At the summer school mentioned, I put together some thoughts on how I would like my children to be taught this subject by others outside our home. Then over a period of nearly fifteen years, I worked on this subject until I was confident enough to deliver it as a sermon in general conference under the title "Why Stay Morally Clean."
You may not immediately be aware as you read it that you will not find a certain three-letter word that is usually included in the title of this kind of education.
The favorable response from young people has been considerable, and I am continually grateful. Their responses frequently express gratitude for the declaration that the power of creation is sacred and that it is good. They seem to appreciate a positive indication of when and how and for what purpose that power is to be employed by them in mortality.
To me assuring evidence favoring such an approach has been the aforementioned response from young people literally all over the world, since "Why Stay Morally Clean" has been translated into many languages.
If you are a teacher and if you are a parent, I would urge that you approach the teaching of this subject with reverence, with humility, and with modesty and moderation. May the Lord bless you as you do so.
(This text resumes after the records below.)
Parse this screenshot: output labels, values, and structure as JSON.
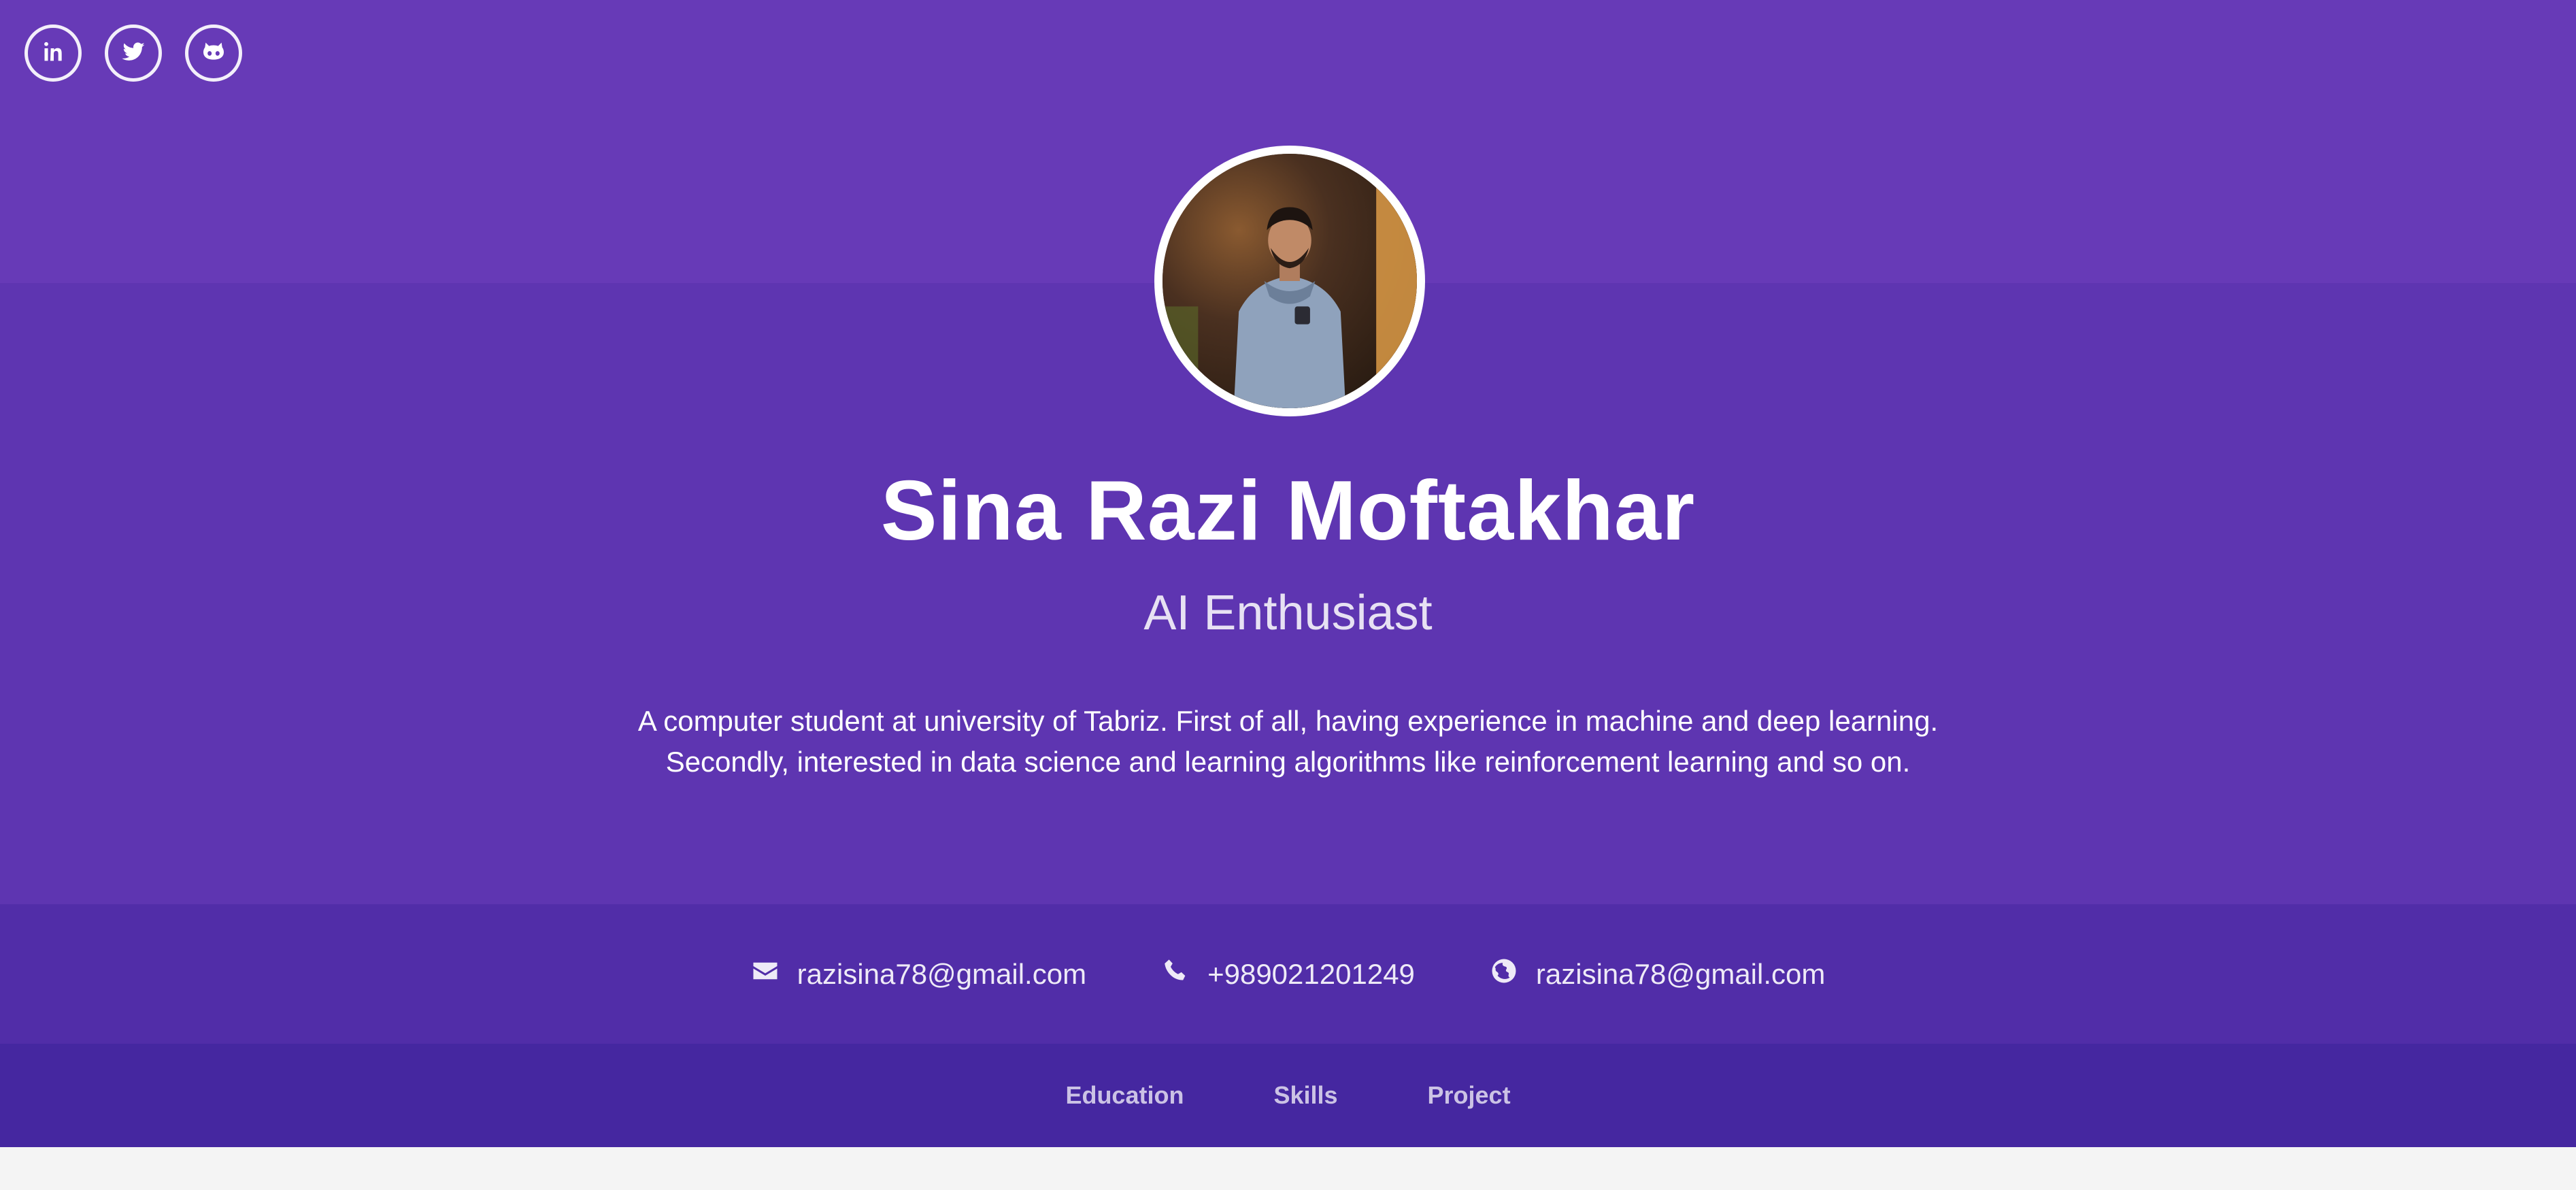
{
  "social": [
    {
      "name": "LinkedIn",
      "icon": "linkedin-icon"
    },
    {
      "name": "Twitter",
      "icon": "twitter-icon"
    },
    {
      "name": "GitHub",
      "icon": "github-icon"
    }
  ],
  "profile": {
    "name": "Sina Razi Moftakhar",
    "role": "AI Enthusiast",
    "bio": "A computer student at university of Tabriz. First of all, having experience in machine and deep learning. Secondly, interested in data science and learning algorithms like reinforcement learning and so on."
  },
  "contacts": {
    "email": {
      "icon": "envelope-icon",
      "text": "razisina78@gmail.com"
    },
    "phone": {
      "icon": "phone-icon",
      "text": "+989021201249"
    },
    "website": {
      "icon": "globe-icon",
      "text": "razisina78@gmail.com"
    }
  },
  "nav": {
    "items": [
      {
        "label": "Education"
      },
      {
        "label": "Skills"
      },
      {
        "label": "Project"
      }
    ]
  },
  "colors": {
    "header_top": "#673ab7",
    "header_main": "#5e35b1",
    "contact_bar": "#512da8",
    "nav_bar": "#4527a0",
    "page_background": "#f4f4f4"
  }
}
I am sure that within the sound of my voice there is more than one young person who already has fallen into transgression. Some of you young people, I am sure, almost innocent of any intent but persuaded by the enticements and the temptations, already have misused this power.
Know then, my young friends, that there is a great cleansing power. And know that you can be clean.
If you are outside the Church, the covenant of baptism itself represents, among other things, a washing and a cleansing.
For those of you inside the Church there is a way, not entirely painless but certainly possible. You can stand clean and spotless before Him. Guilt will be gone and you can be at peace. Go to your bishop. He holds the key to this cleansing power.
Then one day you can know the full and righteous expression of these powers and the attendant happiness and joy in righteous family life. In due time, within the bonds of the marriage covenant, you can yield yourselves to those sacred expressions of love which have as their fulfillment the generation of life itself.